HALIT: When we expanded from a case-by-case approach to expanding to the team in its entirety, we held a town hall style meeting for our department to establish our open policy. After that, people were much more comfortable approaching us to ask for flexible work arrangements. We keep the conversation open, helping employees comprehend that they will not be judged for asking the question. The majority of our team, about 90 percent overall, work a flexible arrangement.
CAROLYN: When new people come on board, we let those employees know right away that a flexible workplace is something we offer. We don’t require decisions to be made right away, as it’s a fluid opportunity that can alter as their life changes as well. Presenting a flexible work arrangement is undoubtedly a nice perk that our employees really appreciate, and we see that reflected in the quality of their work.
Q: What are the challenges of implementing flexible worktime among your employees?
HALIT: We’re constantly adjusting and learning how to make our policies better for our employees.
When various team members work remotely two or three days a week, it can be an obstacle to integrate a new employee with the rest of our team. To combat this, we organized a speed networking event, putting the entire team in a room for two hours with a timekeeper and each person had two minutes to talk to the person across from them. A different question was initiated every two minutes; we brought snacks and kept the whole event very informal. It turned out to be wildly effective in allowing our employees to get to know one another.

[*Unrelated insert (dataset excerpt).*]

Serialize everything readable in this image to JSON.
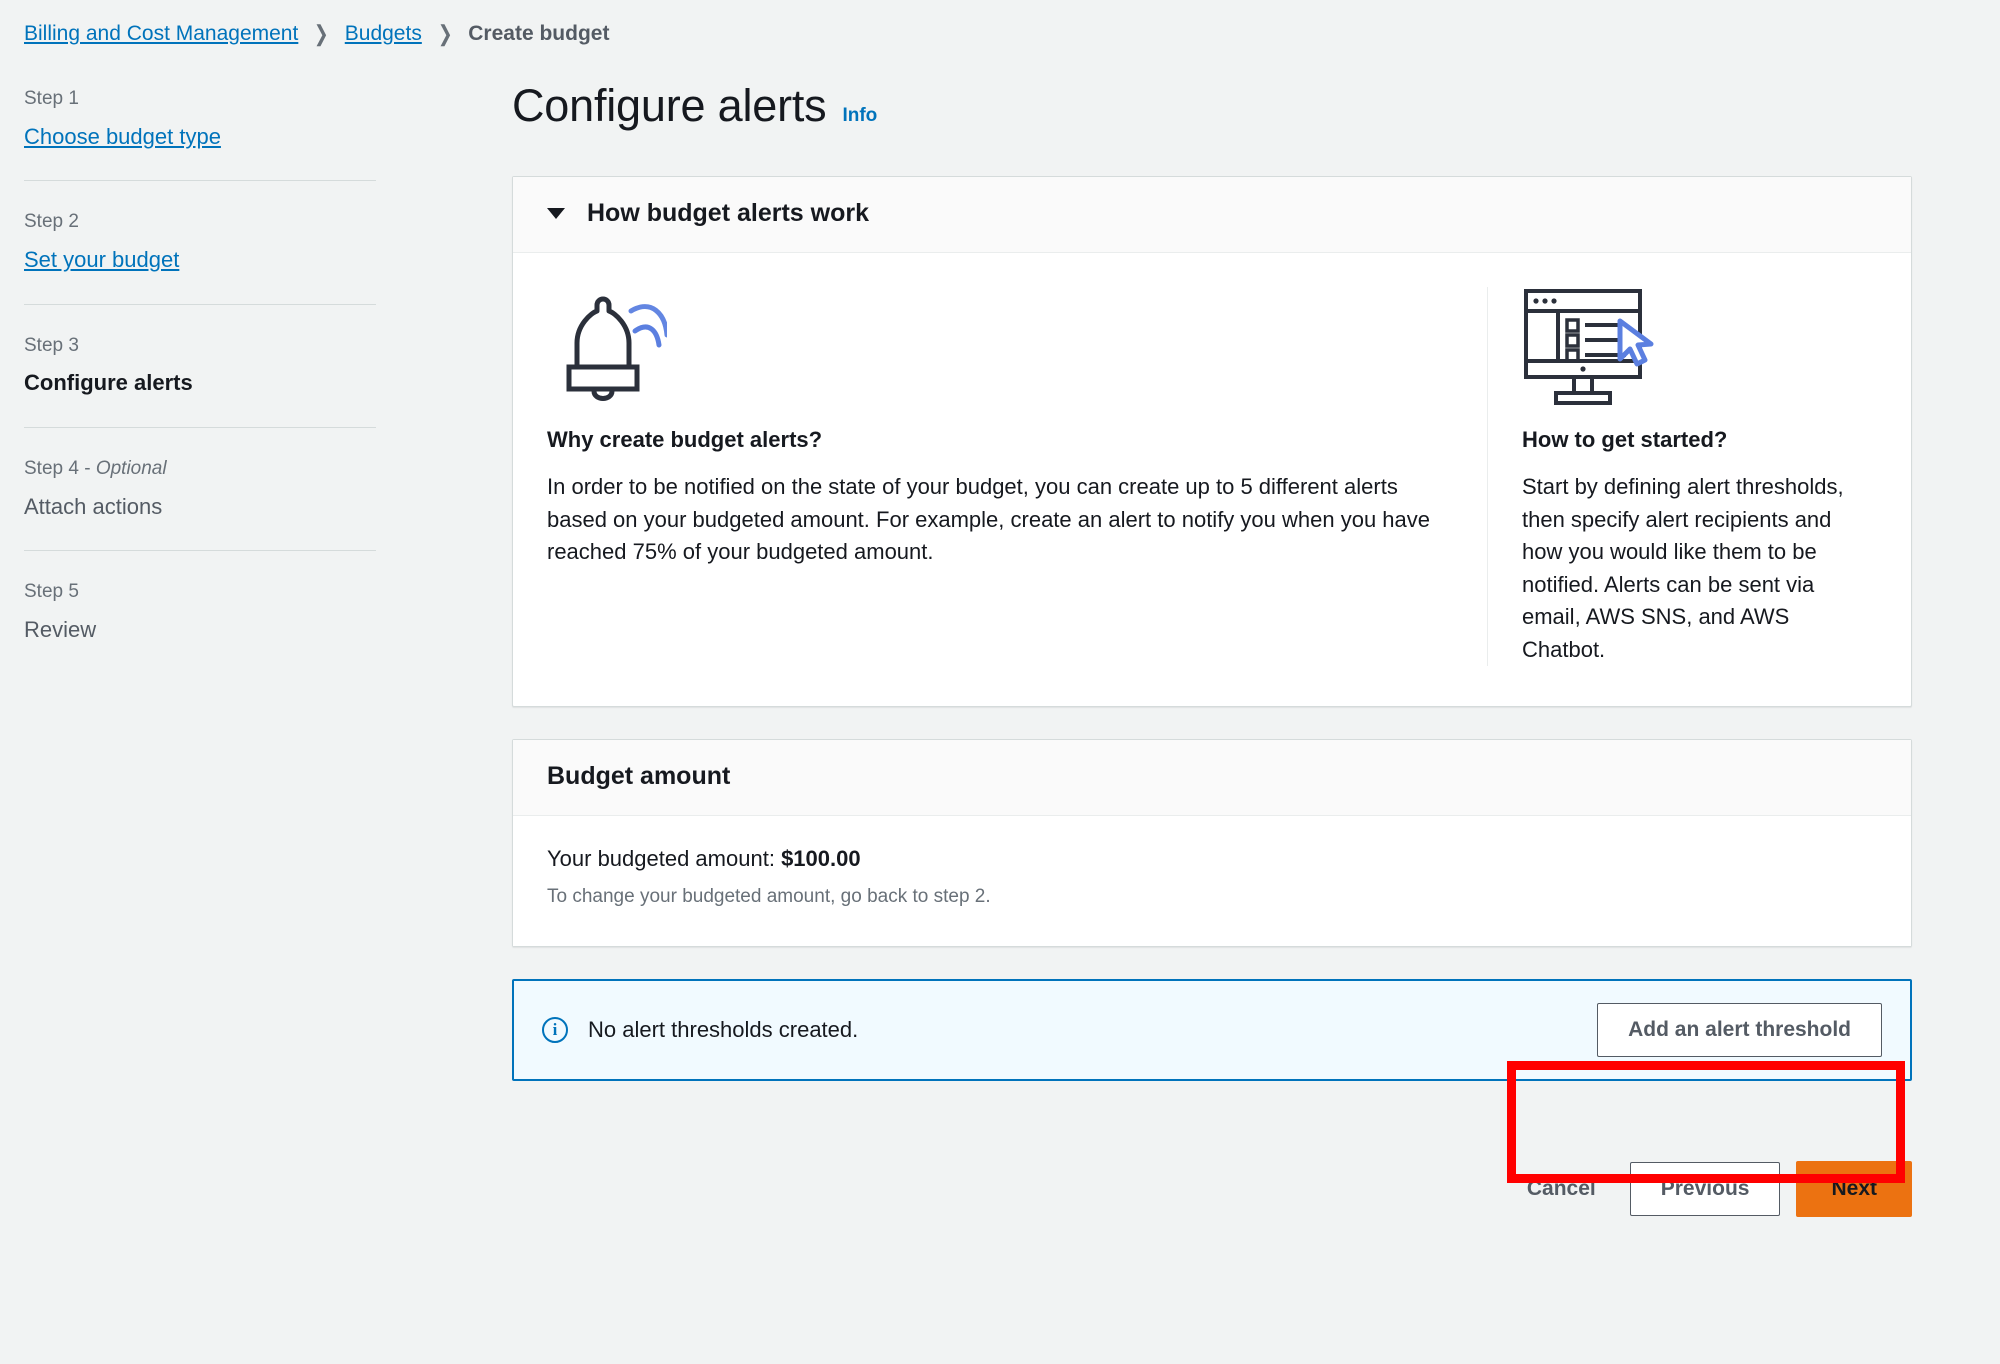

JANIS: One drawback is that when you’re sick and stay at home, it can often be confused with working at home. It’s become harder to differentiate between the two and we make a strong effort to do so for the health and safety of our employees. Another challenge can be coordinating the schedule, ensuring there’s always someone who is able to cover off on a project or be in the office if you are out, but I see it as an opportunity to build teamwork.